At first I was going to write about how completely strange John Wilmot's poem, "The Imperfect Enjoyment," turned out to be. And I want to make myself clear that I still definitely hold this opinion. But after thinking about it some more, I've come to a new sense of appreciation for his originality and courage that are evident in this work.

When thinking on the poem, I was reminded of that old joke where if you add the words "in bed" to the end of virtually any sentence it either becomes funny or is seen in an entirely new light (or both). In a sense, that's what Wilmot did with "The Imperfect Enjoyment." The history of literature of any given culture is riddled with tragic heroes and men who often times fail to meet their heart's desire of love. Wilmot adds the "in bed" to this classic construction.

I'm fairly certain this is the first time I've ever heard a man talk in length about failing to please a woman, even in person, and yet here Wilmot is declaring to the entire country, "I'm impotent!" Now that takes balls (albeit not necessarily effective ones). I'm honestly curious about how serious he was when writing this poem. He had just obtained a position of power and is essentially destroying a large portion of respect people may have had for him.

The entire situation boggles me. Why write this? Why write it in a bragging manner? Why get it PUBLISHED? I thought absurdism was a 20th century deal, but apparently Wilmot got the ball rolling early (Pun intended).

Thursday, January 21, 2010

Question about "The Waterfall"

As I was reading "The Waterfall" by Henry Vaughn, I had a couple questions about the third stanza. We discussed in class that the speaker is describing the process of life and death and the structure of the poem mimicks a waterfall. In the third stanza, he talks about sublime truths and wholesome themes but I couldn't understand what he meant? Is he talking about the truths and themes of life and death? I think he is saying they are out of our reach until the Spirit leads our mind to them. I just can completely understand the details of these ideas.

Tuesday, January 19, 2010

Bodies and Souls

Interregnum and Restoration poetry (1650-1680) ranges in mode and form, but in this generic variety the conflict of physical/material vs. spiritual/emotional crops up again and again. The OED defines the soul as "an entity distinct from the body; the spiritual part of man in contrast to the purely physical" (2a), but these poems repeatedly complicate this seemingly clear distinction. Souls appear to have physical attributes, and bodies suffer from emotional disorders. If we began the course talking about the epistemological uncertainties confronted and propagated by the new empirical science of the early 17th century, these poems confess a preoccupation with the ontological. Epistemological problems (how can we know something? what does it mean to know?) flip over into ontological questions (what does in mean to be in the world? what is existence? what is reality?) when people encounter aspects of their lives that defy knowledge. In this period, England faced deeply fraught issues (can you kill a king who rules by divine right? what do you do when people start falling dead all around you and you don't know why?) that did precisely this. Unlike in earlier periods, ontology was not an easy fix for epistemological conundrums: it was less clear than it had been if God existed, and if so, if our existence on earth was merely a passage into Heaven. Once the basic structure of religious belief had been weakened (by the Civil War as much as by New Science), the question of existence became as fraught as the question of knowing.

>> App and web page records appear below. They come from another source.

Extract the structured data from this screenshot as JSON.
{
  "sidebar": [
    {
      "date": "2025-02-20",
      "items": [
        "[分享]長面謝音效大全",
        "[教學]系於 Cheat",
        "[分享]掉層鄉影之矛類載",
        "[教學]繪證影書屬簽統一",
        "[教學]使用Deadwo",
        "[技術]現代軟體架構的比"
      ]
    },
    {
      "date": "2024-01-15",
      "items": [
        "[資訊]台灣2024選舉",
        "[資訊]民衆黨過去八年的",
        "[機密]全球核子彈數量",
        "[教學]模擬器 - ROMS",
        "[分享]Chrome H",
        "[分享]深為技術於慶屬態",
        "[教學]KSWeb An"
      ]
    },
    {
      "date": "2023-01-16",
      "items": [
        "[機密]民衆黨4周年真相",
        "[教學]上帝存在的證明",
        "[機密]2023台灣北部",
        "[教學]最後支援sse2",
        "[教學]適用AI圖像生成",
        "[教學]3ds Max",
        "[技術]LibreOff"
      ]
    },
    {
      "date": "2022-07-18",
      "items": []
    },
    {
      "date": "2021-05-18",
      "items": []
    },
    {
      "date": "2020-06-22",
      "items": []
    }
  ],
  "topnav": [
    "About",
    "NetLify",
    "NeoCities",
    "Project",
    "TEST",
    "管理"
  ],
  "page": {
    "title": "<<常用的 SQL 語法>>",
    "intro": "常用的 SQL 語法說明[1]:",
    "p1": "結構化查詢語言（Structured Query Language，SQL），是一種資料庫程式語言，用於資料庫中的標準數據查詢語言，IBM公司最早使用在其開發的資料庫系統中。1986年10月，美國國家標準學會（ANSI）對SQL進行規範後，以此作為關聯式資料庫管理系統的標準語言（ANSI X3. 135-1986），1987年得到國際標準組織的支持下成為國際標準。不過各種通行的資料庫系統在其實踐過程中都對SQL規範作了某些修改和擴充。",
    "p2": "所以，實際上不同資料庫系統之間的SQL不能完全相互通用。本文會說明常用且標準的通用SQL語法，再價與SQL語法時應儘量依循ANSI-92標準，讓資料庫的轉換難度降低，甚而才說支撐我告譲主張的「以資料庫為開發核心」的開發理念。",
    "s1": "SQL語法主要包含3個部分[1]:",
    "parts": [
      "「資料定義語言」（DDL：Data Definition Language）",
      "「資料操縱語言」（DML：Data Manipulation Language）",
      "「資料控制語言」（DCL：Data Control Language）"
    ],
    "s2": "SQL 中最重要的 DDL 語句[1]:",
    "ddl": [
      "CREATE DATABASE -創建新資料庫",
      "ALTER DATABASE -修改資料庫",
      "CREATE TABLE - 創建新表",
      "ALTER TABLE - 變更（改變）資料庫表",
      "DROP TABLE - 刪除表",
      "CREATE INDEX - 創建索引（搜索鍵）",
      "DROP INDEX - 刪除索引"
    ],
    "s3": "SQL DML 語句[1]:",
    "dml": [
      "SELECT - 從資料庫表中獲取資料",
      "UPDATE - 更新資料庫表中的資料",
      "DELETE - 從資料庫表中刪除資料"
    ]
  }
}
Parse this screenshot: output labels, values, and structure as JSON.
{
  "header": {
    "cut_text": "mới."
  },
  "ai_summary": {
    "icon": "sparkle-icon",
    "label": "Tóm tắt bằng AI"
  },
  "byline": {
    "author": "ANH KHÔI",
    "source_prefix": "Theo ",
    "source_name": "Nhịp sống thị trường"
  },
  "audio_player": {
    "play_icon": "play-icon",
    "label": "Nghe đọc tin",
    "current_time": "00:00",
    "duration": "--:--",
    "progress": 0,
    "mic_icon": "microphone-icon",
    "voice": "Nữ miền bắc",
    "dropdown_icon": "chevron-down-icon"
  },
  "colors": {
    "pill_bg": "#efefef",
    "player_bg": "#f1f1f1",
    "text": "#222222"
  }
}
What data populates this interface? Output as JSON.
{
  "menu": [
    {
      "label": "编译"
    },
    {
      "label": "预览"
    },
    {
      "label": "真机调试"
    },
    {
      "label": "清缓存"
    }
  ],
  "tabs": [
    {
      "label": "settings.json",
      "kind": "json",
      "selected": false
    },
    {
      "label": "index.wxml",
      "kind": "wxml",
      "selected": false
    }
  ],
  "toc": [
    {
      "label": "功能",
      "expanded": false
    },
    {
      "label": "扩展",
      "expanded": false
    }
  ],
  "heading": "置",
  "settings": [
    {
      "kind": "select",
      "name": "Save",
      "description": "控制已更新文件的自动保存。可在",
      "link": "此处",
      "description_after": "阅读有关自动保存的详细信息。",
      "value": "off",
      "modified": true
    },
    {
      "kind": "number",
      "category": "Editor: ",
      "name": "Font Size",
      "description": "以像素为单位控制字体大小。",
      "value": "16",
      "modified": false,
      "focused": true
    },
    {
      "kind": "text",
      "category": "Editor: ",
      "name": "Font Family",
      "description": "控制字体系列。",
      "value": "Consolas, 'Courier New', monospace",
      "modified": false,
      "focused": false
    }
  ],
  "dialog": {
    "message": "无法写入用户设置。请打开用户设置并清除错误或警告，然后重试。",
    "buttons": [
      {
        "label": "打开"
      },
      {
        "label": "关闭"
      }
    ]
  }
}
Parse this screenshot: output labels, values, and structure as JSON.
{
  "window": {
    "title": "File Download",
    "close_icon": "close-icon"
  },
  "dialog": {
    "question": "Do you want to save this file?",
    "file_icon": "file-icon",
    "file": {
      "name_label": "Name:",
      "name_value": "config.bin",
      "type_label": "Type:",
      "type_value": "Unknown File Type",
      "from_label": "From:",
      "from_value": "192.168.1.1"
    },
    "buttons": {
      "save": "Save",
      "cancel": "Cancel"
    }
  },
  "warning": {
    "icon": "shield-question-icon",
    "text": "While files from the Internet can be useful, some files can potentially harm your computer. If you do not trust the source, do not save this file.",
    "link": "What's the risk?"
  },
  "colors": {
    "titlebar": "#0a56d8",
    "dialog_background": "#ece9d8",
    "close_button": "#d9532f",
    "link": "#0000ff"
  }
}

As an aside, you can post on big questions like this, but close reading of a passage or discussions of the meaning of one word can be equally productive and interesting, if not more so. Talk about what interests you, but make sure to ground your comments in the text or in relation to class discussion. Also, feel free to add links to your post (as I did in my first post, last week).